* _Problem requirements_
Copy out each line of the listing below that contains the word "source".

* _Records provided_
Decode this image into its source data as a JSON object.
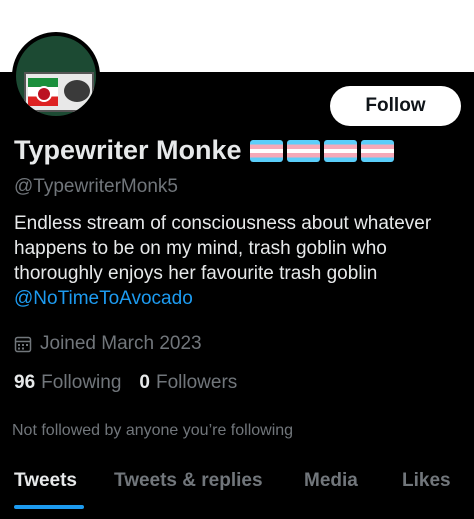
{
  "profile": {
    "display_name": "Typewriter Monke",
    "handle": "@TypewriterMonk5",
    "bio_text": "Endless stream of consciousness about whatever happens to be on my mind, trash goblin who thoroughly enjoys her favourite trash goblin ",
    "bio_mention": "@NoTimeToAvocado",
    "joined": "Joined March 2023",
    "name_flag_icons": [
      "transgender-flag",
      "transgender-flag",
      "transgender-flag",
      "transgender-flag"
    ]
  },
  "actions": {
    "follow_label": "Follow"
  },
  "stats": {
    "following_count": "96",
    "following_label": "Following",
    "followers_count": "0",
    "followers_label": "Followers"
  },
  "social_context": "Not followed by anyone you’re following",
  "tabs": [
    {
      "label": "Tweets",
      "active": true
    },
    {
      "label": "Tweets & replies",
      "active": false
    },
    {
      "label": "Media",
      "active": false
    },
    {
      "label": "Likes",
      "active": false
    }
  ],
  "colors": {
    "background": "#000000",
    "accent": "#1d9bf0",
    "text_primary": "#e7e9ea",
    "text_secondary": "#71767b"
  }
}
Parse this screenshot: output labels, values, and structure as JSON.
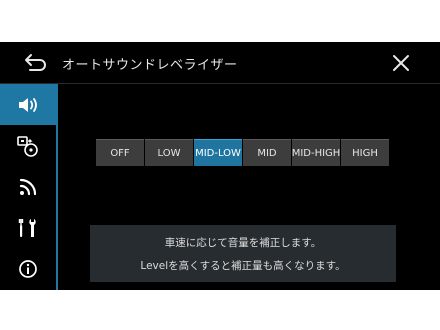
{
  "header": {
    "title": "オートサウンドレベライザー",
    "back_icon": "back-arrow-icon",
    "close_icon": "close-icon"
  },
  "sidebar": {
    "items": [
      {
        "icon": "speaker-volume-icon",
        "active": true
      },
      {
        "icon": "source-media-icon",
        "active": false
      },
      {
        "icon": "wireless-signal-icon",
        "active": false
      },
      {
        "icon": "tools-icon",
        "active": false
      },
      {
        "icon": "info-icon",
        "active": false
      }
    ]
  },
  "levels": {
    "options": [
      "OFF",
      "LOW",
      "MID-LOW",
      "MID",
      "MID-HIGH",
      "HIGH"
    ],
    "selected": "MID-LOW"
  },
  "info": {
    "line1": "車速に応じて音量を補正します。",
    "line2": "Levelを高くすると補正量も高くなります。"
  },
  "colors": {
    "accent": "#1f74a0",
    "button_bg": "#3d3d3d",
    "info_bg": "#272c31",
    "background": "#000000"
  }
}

* _Output of the exercise_
Decode this image into its source data as a JSON object.
        "icon": "source-media-icon",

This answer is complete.